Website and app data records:
______________________________

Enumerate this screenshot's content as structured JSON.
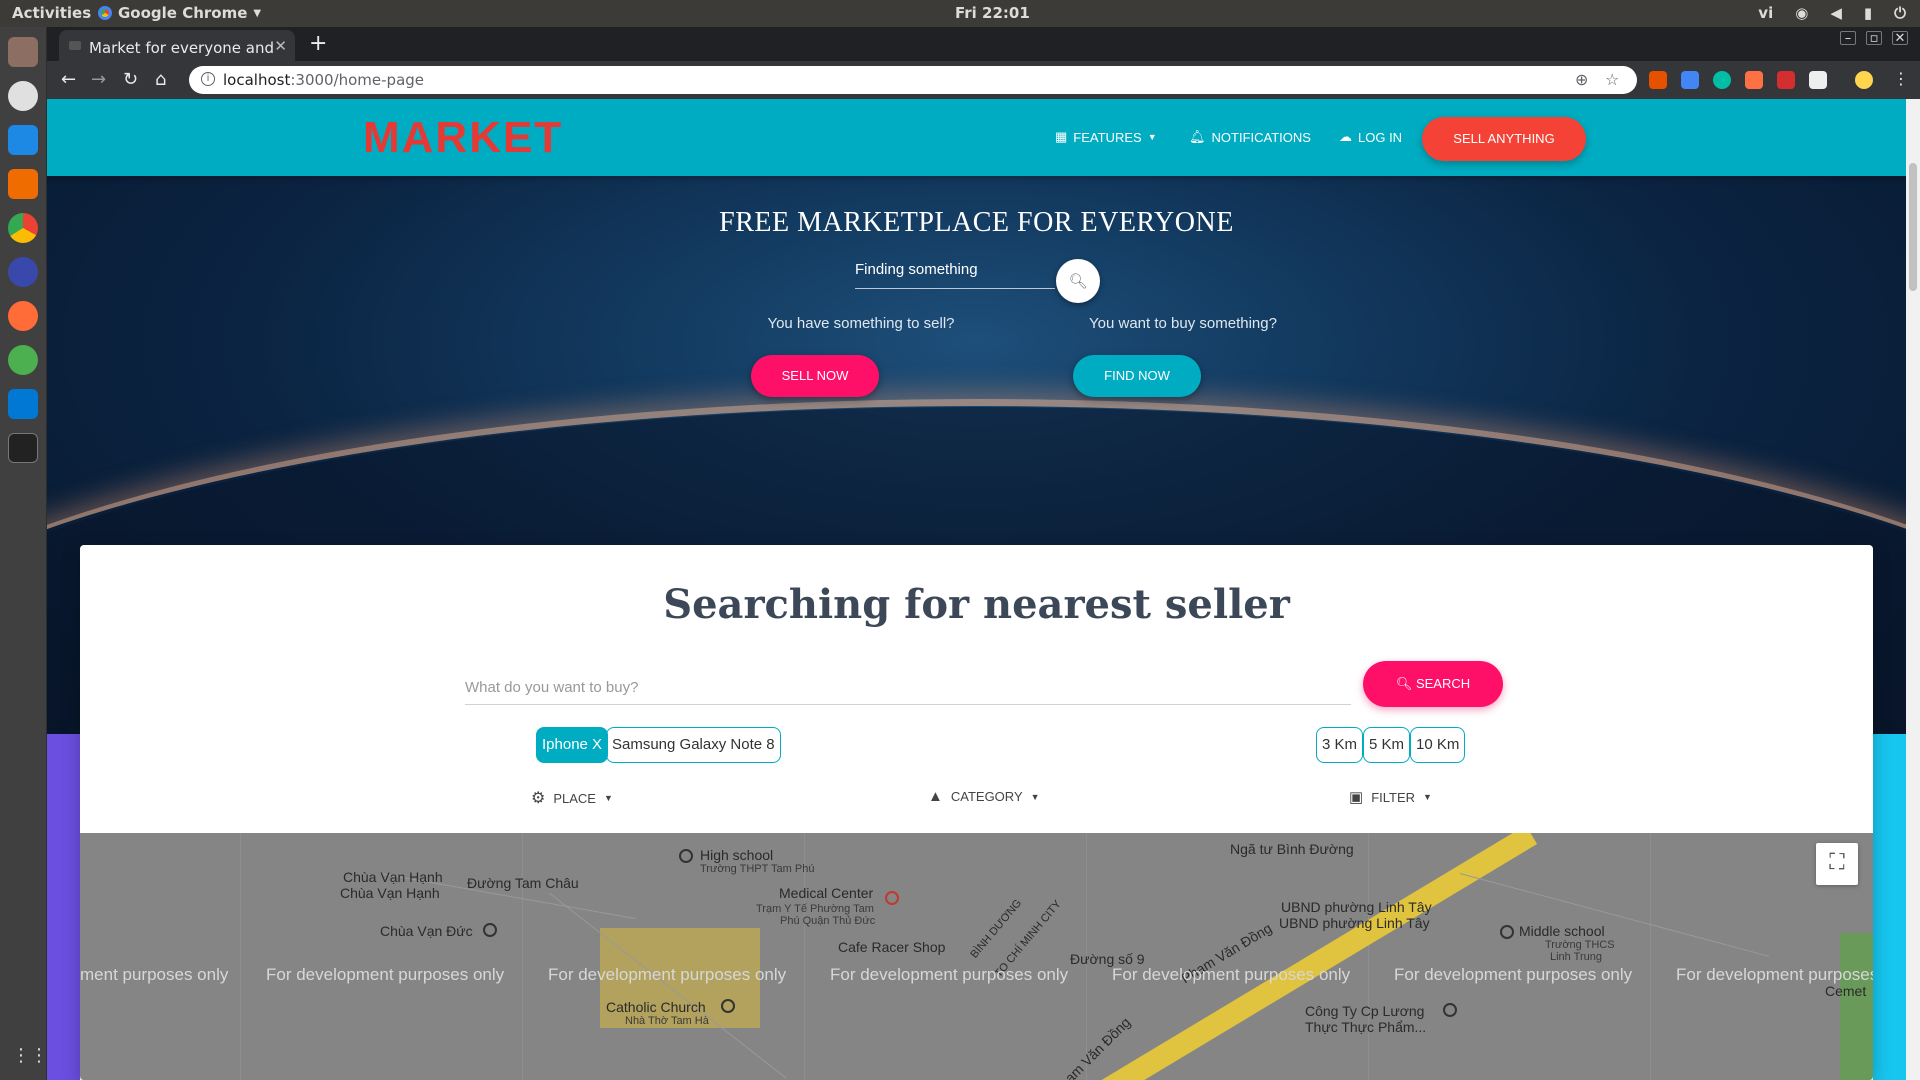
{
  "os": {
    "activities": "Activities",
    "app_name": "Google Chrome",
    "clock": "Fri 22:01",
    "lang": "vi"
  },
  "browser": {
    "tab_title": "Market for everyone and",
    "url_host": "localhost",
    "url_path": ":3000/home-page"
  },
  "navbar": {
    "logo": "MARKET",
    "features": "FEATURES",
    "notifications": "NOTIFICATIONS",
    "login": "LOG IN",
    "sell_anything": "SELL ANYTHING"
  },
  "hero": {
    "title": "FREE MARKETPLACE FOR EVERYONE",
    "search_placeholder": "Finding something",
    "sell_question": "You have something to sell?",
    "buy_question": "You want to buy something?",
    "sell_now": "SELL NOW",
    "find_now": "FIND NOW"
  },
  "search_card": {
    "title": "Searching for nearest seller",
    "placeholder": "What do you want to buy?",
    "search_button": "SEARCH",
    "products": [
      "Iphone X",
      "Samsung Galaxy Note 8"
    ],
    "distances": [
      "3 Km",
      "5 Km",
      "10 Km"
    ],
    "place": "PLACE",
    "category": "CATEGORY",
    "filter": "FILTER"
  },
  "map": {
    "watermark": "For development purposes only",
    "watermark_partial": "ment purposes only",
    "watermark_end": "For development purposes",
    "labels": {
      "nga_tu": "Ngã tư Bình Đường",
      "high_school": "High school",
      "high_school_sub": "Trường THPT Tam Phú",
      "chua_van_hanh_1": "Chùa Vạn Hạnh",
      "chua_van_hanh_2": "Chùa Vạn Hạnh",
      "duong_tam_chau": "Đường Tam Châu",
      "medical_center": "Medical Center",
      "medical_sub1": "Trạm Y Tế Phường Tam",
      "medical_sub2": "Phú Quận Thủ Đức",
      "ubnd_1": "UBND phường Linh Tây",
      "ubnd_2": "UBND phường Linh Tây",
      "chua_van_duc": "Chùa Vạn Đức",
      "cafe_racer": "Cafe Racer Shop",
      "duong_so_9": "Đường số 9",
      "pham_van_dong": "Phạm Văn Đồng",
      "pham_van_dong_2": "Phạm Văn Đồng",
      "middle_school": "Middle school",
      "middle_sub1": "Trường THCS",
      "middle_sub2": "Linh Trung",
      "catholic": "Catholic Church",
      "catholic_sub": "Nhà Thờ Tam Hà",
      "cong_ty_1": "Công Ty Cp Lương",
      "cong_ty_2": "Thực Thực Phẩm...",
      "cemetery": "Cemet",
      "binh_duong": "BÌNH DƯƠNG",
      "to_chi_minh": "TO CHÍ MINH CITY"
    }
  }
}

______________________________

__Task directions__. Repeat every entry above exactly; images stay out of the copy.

__Finished exercise__.
Enumerate this screenshot's content as structured JSON.
{
  "os": {
    "activities": "Activities",
    "app_name": "Google Chrome",
    "clock": "Fri 22:01",
    "lang": "vi"
  },
  "browser": {
    "tab_title": "Market for everyone and",
    "url_host": "localhost",
    "url_path": ":3000/home-page"
  },
  "navbar": {
    "logo": "MARKET",
    "features": "FEATURES",
    "notifications": "NOTIFICATIONS",
    "login": "LOG IN",
    "sell_anything": "SELL ANYTHING"
  },
  "hero": {
    "title": "FREE MARKETPLACE FOR EVERYONE",
    "search_placeholder": "Finding something",
    "sell_question": "You have something to sell?",
    "buy_question": "You want to buy something?",
    "sell_now": "SELL NOW",
    "find_now": "FIND NOW"
  },
  "search_card": {
    "title": "Searching for nearest seller",
    "placeholder": "What do you want to buy?",
    "search_button": "SEARCH",
    "products": [
      "Iphone X",
      "Samsung Galaxy Note 8"
    ],
    "distances": [
      "3 Km",
      "5 Km",
      "10 Km"
    ],
    "place": "PLACE",
    "category": "CATEGORY",
    "filter": "FILTER"
  },
  "map": {
    "watermark": "For development purposes only",
    "watermark_partial": "ment purposes only",
    "watermark_end": "For development purposes",
    "labels": {
      "nga_tu": "Ngã tư Bình Đường",
      "high_school": "High school",
      "high_school_sub": "Trường THPT Tam Phú",
      "chua_van_hanh_1": "Chùa Vạn Hạnh",
      "chua_van_hanh_2": "Chùa Vạn Hạnh",
      "duong_tam_chau": "Đường Tam Châu",
      "medical_center": "Medical Center",
      "medical_sub1": "Trạm Y Tế Phường Tam",
      "medical_sub2": "Phú Quận Thủ Đức",
      "ubnd_1": "UBND phường Linh Tây",
      "ubnd_2": "UBND phường Linh Tây",
      "chua_van_duc": "Chùa Vạn Đức",
      "cafe_racer": "Cafe Racer Shop",
      "duong_so_9": "Đường số 9",
      "pham_van_dong": "Phạm Văn Đồng",
      "pham_van_dong_2": "Phạm Văn Đồng",
      "middle_school": "Middle school",
      "middle_sub1": "Trường THCS",
      "middle_sub2": "Linh Trung",
      "catholic": "Catholic Church",
      "catholic_sub": "Nhà Thờ Tam Hà",
      "cong_ty_1": "Công Ty Cp Lương",
      "cong_ty_2": "Thực Thực Phẩm...",
      "cemetery": "Cemet",
      "binh_duong": "BÌNH DƯƠNG",
      "to_chi_minh": "TO CHÍ MINH CITY"
    }
  }
}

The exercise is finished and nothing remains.